• Input material:
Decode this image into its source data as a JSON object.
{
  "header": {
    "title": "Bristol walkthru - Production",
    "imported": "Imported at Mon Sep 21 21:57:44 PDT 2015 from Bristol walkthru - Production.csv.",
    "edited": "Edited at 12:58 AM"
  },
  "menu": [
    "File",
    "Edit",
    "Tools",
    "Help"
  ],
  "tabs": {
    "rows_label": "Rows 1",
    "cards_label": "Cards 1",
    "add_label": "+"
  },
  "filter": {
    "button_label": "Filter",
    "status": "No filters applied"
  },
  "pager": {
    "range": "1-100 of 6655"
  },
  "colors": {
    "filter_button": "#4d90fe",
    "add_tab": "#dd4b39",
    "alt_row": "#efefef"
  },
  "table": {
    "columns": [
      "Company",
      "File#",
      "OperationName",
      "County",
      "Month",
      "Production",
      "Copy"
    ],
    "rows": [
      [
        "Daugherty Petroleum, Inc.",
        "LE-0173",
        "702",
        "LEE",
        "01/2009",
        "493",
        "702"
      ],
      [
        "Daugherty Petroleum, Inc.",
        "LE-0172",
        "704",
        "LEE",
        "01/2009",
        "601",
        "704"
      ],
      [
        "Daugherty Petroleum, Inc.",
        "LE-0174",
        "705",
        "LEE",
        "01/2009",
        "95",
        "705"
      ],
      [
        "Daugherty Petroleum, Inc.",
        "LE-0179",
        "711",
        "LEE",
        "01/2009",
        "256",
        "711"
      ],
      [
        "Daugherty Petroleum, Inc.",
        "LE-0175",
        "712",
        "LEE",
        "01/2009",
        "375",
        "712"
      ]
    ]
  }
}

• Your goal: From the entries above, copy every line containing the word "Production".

• Task solution:
    "title": "Bristol walkthru - Production",
    "imported": "Imported at Mon Sep 21 21:57:44 PDT 2015 from Bristol walkthru - Production.csv.",
      "Production",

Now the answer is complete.